WHAT TO DO: Start to finish, return the listing exactly as written.

RECORDS FOR THIS EXERCISE:
<<<<

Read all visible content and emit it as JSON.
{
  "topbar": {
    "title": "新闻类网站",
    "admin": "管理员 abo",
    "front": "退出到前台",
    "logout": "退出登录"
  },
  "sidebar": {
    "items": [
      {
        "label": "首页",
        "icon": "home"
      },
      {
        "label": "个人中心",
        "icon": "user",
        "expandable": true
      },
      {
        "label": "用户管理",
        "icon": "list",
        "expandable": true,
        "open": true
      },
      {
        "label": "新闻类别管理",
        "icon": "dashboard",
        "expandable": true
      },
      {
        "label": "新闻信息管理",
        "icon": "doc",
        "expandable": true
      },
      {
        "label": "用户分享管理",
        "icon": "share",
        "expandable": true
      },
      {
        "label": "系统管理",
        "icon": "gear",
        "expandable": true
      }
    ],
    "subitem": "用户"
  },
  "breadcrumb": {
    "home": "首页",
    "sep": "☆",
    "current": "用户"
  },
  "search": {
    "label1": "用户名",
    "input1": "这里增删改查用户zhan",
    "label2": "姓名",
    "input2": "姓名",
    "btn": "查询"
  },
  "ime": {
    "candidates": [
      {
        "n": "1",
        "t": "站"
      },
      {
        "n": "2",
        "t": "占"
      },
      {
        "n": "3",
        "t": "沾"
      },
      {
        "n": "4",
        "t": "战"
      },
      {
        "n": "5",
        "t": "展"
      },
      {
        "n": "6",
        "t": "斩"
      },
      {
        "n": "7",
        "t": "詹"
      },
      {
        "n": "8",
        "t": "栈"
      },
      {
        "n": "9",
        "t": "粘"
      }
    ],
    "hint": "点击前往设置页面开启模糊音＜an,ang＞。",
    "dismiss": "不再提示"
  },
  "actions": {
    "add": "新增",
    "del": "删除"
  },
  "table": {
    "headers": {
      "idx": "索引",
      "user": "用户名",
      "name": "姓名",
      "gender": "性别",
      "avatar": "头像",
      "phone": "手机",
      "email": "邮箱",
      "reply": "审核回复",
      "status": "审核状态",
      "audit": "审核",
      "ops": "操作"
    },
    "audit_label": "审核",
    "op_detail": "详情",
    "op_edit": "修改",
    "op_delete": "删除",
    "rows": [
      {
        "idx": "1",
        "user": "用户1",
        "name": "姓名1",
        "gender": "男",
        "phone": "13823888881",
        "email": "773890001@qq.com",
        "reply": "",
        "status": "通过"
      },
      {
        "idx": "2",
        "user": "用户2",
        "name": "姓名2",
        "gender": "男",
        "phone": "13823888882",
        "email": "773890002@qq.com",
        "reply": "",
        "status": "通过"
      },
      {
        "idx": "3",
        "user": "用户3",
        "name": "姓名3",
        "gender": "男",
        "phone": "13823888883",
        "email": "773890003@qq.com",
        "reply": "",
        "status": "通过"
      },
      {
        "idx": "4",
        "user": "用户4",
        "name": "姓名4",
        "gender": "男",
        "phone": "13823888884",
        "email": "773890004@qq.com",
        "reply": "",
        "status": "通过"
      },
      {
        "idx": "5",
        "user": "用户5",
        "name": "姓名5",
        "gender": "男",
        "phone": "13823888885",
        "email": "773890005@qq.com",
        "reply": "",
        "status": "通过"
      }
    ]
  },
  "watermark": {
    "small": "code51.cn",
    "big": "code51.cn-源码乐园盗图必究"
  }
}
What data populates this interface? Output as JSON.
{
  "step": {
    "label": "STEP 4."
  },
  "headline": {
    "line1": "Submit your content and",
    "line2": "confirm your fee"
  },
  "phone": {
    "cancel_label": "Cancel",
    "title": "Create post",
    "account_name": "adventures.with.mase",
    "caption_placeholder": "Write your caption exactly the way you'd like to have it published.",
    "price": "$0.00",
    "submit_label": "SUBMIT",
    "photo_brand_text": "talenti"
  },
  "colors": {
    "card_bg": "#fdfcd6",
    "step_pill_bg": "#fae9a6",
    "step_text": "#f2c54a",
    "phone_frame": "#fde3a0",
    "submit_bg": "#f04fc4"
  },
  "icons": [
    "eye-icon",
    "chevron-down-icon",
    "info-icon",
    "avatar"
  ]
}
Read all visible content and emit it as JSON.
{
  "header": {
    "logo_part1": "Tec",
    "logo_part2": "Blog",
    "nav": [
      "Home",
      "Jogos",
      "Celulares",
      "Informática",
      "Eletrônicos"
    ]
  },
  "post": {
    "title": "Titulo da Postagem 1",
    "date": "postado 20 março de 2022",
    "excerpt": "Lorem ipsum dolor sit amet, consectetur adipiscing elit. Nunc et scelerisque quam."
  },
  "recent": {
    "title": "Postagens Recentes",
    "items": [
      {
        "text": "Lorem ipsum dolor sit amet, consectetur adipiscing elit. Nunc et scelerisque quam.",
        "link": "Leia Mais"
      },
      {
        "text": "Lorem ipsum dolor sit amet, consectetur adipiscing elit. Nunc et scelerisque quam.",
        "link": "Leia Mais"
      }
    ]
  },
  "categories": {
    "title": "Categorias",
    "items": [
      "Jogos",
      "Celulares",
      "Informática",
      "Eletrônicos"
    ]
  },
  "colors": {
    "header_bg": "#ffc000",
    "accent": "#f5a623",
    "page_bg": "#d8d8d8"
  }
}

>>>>

RESPONSE AREA:
Read all visible content and emit it as JSON.
{
  "topbar": {
    "title": "新闻类网站",
    "admin": "管理员 abo",
    "front": "退出到前台",
    "logout": "退出登录"
  },
  "sidebar": {
    "items": [
      {
        "label": "首页",
        "icon": "home"
      },
      {
        "label": "个人中心",
        "icon": "user",
        "expandable": true
      },
      {
        "label": "用户管理",
        "icon": "list",
        "expandable": true,
        "open": true
      },
      {
        "label": "新闻类别管理",
        "icon": "dashboard",
        "expandable": true
      },
      {
        "label": "新闻信息管理",
        "icon": "doc",
        "expandable": true
      },
      {
        "label": "用户分享管理",
        "icon": "share",
        "expandable": true
      },
      {
        "label": "系统管理",
        "icon": "gear",
        "expandable": true
      }
    ],
    "subitem": "用户"
  },
  "breadcrumb": {
    "home": "首页",
    "sep": "☆",
    "current": "用户"
  },
  "search": {
    "label1": "用户名",
    "input1": "这里增删改查用户zhan",
    "label2": "姓名",
    "input2": "姓名",
    "btn": "查询"
  },
  "ime": {
    "candidates": [
      {
        "n": "1",
        "t": "站"
      },
      {
        "n": "2",
        "t": "占"
      },
      {
        "n": "3",
        "t": "沾"
      },
      {
        "n": "4",
        "t": "战"
      },
      {
        "n": "5",
        "t": "展"
      },
      {
        "n": "6",
        "t": "斩"
      },
      {
        "n": "7",
        "t": "詹"
      },
      {
        "n": "8",
        "t": "栈"
      },
      {
        "n": "9",
        "t": "粘"
      }
    ],
    "hint": "点击前往设置页面开启模糊音＜an,ang＞。",
    "dismiss": "不再提示"
  },
  "actions": {
    "add": "新增",
    "del": "删除"
  },
  "table": {
    "headers": {
      "idx": "索引",
      "user": "用户名",
      "name": "姓名",
      "gender": "性别",
      "avatar": "头像",
      "phone": "手机",
      "email": "邮箱",
      "reply": "审核回复",
      "status": "审核状态",
      "audit": "审核",
      "ops": "操作"
    },
    "audit_label": "审核",
    "op_detail": "详情",
    "op_edit": "修改",
    "op_delete": "删除",
    "rows": [
      {
        "idx": "1",
        "user": "用户1",
        "name": "姓名1",
        "gender": "男",
        "phone": "13823888881",
        "email": "773890001@qq.com",
        "reply": "",
        "status": "通过"
      },
      {
        "idx": "2",
        "user": "用户2",
        "name": "姓名2",
        "gender": "男",
        "phone": "13823888882",
        "email": "773890002@qq.com",
        "reply": "",
        "status": "通过"
      },
      {
        "idx": "3",
        "user": "用户3",
        "name": "姓名3",
        "gender": "男",
        "phone": "13823888883",
        "email": "773890003@qq.com",
        "reply": "",
        "status": "通过"
      },
      {
        "idx": "4",
        "user": "用户4",
        "name": "姓名4",
        "gender": "男",
        "phone": "13823888884",
        "email": "773890004@qq.com",
        "reply": "",
        "status": "通过"
      },
      {
        "idx": "5",
        "user": "用户5",
        "name": "姓名5",
        "gender": "男",
        "phone": "13823888885",
        "email": "773890005@qq.com",
        "reply": "",
        "status": "通过"
      }
    ]
  },
  "watermark": {
    "small": "code51.cn",
    "big": "code51.cn-源码乐园盗图必究"
  }
}
What data populates this interface? Output as JSON.
{
  "step": {
    "label": "STEP 4."
  },
  "headline": {
    "line1": "Submit your content and",
    "line2": "confirm your fee"
  },
  "phone": {
    "cancel_label": "Cancel",
    "title": "Create post",
    "account_name": "adventures.with.mase",
    "caption_placeholder": "Write your caption exactly the way you'd like to have it published.",
    "price": "$0.00",
    "submit_label": "SUBMIT",
    "photo_brand_text": "talenti"
  },
  "colors": {
    "card_bg": "#fdfcd6",
    "step_pill_bg": "#fae9a6",
    "step_text": "#f2c54a",
    "phone_frame": "#fde3a0",
    "submit_bg": "#f04fc4"
  },
  "icons": [
    "eye-icon",
    "chevron-down-icon",
    "info-icon",
    "avatar"
  ]
}
Read all visible content and emit it as JSON.
{
  "header": {
    "logo_part1": "Tec",
    "logo_part2": "Blog",
    "nav": [
      "Home",
      "Jogos",
      "Celulares",
      "Informática",
      "Eletrônicos"
    ]
  },
  "post": {
    "title": "Titulo da Postagem 1",
    "date": "postado 20 março de 2022",
    "excerpt": "Lorem ipsum dolor sit amet, consectetur adipiscing elit. Nunc et scelerisque quam."
  },
  "recent": {
    "title": "Postagens Recentes",
    "items": [
      {
        "text": "Lorem ipsum dolor sit amet, consectetur adipiscing elit. Nunc et scelerisque quam.",
        "link": "Leia Mais"
      },
      {
        "text": "Lorem ipsum dolor sit amet, consectetur adipiscing elit. Nunc et scelerisque quam.",
        "link": "Leia Mais"
      }
    ]
  },
  "categories": {
    "title": "Categorias",
    "items": [
      "Jogos",
      "Celulares",
      "Informática",
      "Eletrônicos"
    ]
  },
  "colors": {
    "header_bg": "#ffc000",
    "accent": "#f5a623",
    "page_bg": "#d8d8d8"
  }
}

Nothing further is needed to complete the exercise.